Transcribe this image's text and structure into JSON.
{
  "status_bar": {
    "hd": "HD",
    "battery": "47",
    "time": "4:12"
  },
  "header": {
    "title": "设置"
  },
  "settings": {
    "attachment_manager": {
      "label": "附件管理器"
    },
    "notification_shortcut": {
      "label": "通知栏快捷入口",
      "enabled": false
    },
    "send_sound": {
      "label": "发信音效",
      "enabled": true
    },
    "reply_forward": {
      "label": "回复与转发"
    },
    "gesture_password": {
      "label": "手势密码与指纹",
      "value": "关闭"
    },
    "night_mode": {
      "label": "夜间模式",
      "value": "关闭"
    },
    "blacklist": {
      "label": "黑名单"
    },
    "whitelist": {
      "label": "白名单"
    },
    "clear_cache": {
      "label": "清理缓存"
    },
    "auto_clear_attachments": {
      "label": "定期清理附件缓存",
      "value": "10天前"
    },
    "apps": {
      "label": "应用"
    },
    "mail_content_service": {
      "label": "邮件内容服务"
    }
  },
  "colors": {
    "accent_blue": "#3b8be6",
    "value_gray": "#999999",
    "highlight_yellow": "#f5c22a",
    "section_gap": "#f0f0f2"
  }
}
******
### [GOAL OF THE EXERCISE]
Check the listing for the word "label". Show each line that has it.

### [WRITTEN SOLUTION]
      "label": "附件管理器"
      "label": "通知栏快捷入口",
      "label": "发信音效",
      "label": "回复与转发"
      "label": "手势密码与指纹",
      "label": "夜间模式",
      "label": "黑名单"
      "label": "白名单"
      "label": "清理缓存"
      "label": "定期清理附件缓存",
      "label": "应用"
      "label": "邮件内容服务"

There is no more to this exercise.